Our Bet Din ruled that Steven, the landlord, is only required to reimburse David with the rent he prepaid for those three weeks. Any additional earnings generated from the summer rental rightfully belong to Steven. As mentioned in Torah law, once David vacated and emptied the property, Steven, the owner, maintained the legal right to sublet the home to new tenants. By contrast, David was restricted by contract to sublet the property for the duration of his rental term. It therefore stands to reason that the proceeds of the three-week rental belong to Steven. Nevertheless, Steven is required to reimburse David for the prorated rate of the rent he paid, in order to exercise his right to bring new tenants into the vacated home. After all, David rented the home until June 30. David’s claim that the new tenants are to “get out” was rejected by our Bet Din. Not only did Steven maintain the legal right to rent out the property, but the rental was also beneficial to David as well, as he recouped three weeks of prepaid rent. David was not returning from overseas before June 30; hence, he has no right to restrict entry.

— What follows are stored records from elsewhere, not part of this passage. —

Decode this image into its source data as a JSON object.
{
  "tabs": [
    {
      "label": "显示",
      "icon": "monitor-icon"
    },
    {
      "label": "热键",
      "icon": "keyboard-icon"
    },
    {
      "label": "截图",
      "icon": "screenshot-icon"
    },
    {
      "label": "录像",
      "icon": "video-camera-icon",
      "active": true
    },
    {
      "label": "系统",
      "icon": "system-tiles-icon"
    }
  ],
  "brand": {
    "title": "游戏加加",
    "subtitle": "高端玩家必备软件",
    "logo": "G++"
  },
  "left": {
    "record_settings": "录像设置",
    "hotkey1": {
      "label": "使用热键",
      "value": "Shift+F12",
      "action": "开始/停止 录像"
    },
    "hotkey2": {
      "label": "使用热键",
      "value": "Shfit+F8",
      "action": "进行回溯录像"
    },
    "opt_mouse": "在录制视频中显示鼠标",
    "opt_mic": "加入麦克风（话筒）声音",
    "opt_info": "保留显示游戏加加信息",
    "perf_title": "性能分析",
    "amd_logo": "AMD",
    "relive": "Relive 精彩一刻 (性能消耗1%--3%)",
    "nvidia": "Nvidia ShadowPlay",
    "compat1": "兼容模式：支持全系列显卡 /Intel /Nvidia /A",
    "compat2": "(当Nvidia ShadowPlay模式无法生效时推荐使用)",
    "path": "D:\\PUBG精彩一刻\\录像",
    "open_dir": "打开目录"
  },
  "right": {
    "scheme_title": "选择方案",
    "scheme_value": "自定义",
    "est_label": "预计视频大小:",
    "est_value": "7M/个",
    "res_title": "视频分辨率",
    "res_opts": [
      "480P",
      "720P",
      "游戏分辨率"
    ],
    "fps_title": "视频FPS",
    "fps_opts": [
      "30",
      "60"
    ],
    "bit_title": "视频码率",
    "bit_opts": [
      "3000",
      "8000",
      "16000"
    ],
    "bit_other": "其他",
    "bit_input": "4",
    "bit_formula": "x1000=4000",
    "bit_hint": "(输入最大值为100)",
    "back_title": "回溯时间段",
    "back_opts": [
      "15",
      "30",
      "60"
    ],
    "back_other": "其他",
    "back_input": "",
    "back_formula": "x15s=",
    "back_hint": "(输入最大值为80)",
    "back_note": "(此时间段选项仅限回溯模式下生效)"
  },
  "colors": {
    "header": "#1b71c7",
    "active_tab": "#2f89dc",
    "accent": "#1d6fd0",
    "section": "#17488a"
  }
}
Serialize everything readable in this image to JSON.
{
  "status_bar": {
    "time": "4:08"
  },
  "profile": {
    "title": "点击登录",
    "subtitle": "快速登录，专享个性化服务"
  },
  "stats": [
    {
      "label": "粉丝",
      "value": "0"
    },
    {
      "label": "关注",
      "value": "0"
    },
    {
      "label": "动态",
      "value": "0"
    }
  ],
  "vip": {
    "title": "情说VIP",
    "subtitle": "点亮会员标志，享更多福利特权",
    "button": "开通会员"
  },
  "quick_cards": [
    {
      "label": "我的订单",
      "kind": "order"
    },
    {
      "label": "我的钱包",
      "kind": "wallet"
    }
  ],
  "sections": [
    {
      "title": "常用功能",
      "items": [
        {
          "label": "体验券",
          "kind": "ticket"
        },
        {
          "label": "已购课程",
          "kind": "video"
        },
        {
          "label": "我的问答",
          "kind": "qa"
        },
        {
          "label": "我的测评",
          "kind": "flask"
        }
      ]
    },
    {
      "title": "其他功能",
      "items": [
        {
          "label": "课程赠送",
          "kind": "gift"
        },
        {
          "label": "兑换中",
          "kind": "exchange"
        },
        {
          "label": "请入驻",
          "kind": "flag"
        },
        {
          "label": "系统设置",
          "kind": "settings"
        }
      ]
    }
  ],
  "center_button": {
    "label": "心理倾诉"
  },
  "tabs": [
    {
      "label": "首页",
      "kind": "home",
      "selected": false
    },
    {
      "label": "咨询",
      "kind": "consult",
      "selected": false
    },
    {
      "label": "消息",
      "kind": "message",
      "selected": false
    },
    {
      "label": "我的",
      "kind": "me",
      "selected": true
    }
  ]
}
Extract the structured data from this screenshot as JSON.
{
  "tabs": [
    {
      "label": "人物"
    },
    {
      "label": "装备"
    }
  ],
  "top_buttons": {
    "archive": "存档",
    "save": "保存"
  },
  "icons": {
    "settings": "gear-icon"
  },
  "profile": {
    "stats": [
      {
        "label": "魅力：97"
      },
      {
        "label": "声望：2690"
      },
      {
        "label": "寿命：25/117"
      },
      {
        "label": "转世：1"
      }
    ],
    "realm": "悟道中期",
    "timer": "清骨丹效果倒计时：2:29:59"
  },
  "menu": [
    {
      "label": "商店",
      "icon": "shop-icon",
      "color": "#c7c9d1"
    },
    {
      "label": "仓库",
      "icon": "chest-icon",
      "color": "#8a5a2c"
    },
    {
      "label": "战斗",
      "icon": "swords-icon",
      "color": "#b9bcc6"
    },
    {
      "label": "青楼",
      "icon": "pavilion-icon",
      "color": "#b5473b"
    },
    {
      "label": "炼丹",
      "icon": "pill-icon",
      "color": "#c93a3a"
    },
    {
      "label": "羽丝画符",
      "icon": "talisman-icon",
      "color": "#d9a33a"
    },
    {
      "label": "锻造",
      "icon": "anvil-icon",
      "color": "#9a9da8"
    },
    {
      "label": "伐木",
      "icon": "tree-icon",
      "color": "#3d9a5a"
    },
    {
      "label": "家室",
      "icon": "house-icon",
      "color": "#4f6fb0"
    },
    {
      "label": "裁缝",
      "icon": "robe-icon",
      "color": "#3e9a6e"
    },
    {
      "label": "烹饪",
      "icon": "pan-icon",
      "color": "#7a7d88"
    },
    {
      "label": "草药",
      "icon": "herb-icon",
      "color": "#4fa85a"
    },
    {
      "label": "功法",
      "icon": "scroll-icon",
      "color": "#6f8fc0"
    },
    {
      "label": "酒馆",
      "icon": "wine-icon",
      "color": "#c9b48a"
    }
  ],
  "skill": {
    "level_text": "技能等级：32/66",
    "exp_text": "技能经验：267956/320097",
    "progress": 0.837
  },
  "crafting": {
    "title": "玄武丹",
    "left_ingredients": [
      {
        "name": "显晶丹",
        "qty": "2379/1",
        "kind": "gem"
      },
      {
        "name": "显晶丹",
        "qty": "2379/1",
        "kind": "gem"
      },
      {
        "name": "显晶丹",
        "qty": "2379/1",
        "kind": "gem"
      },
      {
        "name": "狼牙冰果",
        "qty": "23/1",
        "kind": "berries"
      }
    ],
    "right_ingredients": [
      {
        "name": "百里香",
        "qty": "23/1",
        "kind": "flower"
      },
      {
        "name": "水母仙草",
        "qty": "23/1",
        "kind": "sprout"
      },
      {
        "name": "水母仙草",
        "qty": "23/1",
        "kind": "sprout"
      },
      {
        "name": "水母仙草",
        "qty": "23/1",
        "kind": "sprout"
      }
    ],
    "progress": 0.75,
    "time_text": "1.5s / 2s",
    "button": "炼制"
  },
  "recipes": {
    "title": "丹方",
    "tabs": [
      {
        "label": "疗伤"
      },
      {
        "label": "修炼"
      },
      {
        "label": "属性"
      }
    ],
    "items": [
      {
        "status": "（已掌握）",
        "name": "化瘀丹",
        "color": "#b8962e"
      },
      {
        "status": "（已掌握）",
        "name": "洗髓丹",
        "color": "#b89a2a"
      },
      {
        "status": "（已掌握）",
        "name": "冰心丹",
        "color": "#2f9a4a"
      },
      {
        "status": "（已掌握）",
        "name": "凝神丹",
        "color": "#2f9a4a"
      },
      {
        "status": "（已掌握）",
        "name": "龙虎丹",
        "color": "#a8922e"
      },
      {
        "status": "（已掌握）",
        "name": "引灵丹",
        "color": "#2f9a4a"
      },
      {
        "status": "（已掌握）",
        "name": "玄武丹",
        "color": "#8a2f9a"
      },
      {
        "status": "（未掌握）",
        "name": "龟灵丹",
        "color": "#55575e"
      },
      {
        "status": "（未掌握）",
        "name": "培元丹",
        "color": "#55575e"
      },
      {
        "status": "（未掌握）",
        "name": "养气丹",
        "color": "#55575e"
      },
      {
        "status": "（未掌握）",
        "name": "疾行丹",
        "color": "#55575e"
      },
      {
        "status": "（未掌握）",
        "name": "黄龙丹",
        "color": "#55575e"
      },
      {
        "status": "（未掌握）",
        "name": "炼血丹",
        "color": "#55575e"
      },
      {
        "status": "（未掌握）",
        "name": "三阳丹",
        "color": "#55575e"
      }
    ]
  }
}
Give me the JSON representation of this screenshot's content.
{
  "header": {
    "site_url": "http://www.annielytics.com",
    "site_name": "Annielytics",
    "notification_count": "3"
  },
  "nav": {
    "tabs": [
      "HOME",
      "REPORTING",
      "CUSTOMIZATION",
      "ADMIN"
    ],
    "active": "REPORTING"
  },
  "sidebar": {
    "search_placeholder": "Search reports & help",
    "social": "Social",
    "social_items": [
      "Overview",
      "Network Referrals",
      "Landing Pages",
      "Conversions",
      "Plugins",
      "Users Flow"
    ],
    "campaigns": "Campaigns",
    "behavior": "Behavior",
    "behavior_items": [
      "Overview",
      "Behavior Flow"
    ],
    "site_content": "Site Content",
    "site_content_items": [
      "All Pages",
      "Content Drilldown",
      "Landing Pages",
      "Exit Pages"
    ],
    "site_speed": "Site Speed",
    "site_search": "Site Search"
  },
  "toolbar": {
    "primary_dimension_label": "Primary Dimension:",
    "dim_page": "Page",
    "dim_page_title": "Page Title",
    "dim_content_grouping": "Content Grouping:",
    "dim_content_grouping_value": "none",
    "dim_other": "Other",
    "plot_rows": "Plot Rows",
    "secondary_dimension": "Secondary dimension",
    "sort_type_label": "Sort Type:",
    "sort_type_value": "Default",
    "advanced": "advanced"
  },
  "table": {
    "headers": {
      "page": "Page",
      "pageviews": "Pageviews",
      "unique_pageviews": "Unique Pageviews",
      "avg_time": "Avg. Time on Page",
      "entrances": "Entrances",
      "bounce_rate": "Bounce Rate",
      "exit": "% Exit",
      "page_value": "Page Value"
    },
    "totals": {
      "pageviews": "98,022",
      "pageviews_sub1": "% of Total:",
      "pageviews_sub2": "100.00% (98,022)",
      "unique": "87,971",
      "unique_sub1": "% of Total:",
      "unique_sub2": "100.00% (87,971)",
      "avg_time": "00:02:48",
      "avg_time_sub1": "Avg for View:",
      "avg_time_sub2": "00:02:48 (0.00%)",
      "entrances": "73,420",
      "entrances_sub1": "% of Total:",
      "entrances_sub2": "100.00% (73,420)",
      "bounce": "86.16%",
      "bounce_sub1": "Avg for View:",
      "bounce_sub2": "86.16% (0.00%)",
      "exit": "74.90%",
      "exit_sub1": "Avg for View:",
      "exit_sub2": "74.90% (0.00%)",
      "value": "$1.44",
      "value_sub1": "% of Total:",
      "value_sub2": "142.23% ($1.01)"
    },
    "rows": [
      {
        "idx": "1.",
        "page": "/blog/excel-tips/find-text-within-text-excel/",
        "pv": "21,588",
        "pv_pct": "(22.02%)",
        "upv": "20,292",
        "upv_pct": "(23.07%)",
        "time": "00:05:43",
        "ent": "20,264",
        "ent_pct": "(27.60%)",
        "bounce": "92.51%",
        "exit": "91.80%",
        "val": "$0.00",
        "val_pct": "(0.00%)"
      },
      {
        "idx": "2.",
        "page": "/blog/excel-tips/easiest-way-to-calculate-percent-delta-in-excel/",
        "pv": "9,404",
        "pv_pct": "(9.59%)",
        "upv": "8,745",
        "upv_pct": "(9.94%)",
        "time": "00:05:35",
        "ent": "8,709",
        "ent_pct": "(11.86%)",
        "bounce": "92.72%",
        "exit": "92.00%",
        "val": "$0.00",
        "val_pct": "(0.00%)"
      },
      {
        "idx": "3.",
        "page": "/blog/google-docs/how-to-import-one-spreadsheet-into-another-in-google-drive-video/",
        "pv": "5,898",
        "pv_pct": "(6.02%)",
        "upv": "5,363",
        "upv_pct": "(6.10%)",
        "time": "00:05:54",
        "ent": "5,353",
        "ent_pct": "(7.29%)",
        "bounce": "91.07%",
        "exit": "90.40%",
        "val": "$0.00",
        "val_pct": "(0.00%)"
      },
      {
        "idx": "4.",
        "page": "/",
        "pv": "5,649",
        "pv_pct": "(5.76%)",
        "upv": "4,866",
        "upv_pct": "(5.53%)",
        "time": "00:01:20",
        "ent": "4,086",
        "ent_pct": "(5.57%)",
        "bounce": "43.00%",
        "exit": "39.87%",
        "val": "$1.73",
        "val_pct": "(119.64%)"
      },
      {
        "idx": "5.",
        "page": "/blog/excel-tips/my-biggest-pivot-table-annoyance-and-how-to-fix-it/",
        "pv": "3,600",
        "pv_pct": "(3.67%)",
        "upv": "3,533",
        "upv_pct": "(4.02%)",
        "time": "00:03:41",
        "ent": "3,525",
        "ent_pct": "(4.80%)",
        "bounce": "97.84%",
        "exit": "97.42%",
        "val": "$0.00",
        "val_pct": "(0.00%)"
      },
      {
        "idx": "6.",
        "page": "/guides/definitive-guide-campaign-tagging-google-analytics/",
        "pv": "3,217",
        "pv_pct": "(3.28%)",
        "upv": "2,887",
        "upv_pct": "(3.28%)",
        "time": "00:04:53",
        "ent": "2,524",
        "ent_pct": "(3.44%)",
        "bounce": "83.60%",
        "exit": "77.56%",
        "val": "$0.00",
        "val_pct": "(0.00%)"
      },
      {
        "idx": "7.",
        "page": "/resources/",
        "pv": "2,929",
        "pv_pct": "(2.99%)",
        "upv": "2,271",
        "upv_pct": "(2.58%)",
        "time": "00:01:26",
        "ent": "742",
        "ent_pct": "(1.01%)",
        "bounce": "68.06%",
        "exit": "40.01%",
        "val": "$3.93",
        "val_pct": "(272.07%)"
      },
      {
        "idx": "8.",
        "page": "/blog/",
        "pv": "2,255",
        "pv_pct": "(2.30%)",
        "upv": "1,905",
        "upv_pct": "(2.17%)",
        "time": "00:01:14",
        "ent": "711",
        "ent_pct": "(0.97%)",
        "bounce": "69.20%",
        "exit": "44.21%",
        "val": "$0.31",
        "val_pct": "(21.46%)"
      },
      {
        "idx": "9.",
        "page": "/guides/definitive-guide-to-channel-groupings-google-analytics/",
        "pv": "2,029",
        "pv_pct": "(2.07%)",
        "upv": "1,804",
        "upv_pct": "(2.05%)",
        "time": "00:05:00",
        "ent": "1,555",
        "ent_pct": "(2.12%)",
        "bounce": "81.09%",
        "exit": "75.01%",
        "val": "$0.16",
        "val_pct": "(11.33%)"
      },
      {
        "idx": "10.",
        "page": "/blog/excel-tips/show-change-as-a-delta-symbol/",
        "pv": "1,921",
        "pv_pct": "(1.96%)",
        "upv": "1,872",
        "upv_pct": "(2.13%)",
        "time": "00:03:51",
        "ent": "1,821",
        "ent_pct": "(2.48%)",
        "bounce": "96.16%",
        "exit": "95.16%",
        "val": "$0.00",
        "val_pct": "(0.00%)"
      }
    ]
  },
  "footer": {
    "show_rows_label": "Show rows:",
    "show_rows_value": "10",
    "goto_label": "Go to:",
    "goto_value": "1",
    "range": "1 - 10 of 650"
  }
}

Additionally, David’s claim demanding all profit generated was rejected, since it was a baseless claim. David would have had a very difficult time subletting the home for only the last three weeks of June. Even if he succeeded in doing so, it was likely to be at a very reduced rate. Hence, it is clearly sufficient to return to him his cost of rent as compensation. Steven, on the other hand, as the owner, rented out the property through the first week of September, making him the rightful owner of the exorbitant summer rental income.
YOU BE THE JUDGE
Take Me Home
Harry and six of his friends borrowed Jack’s van to travel south of New York, to a town in South Carolina. When Jack gave the keys of the van to Harry, he was aware of his travel destination and of the other six travel companions. While in South Carolina, the van broke down and the group hired a mechanic to determine the cause of the car’s sudden failure. Upon hearing that the car was not easily repairable, but rather that the engine blew, Harry called Jack, who instructed him to tow the car back to New York. Harry paid for the cost of towing the van back to New York, a sum amounting to $1,750. Thereafter, Harry reached out to each of his six friends to collect $250 to cover the costs of towing. One of the friends was unwilling to participate, and suggested that Jack, the owner, was required to pay for the towing. The young man claimed that since the cause of damage was beyond their control, they are not liable for any of the costs incurred. The parties came before our Bet Din to resolve their dispute.
Who is responsible to pay for a new engine, the cost of towing, and the fee for the mechanic who originally checked the car? Harry? The group of seven friends? Jack? How should the Bet Din rule and why?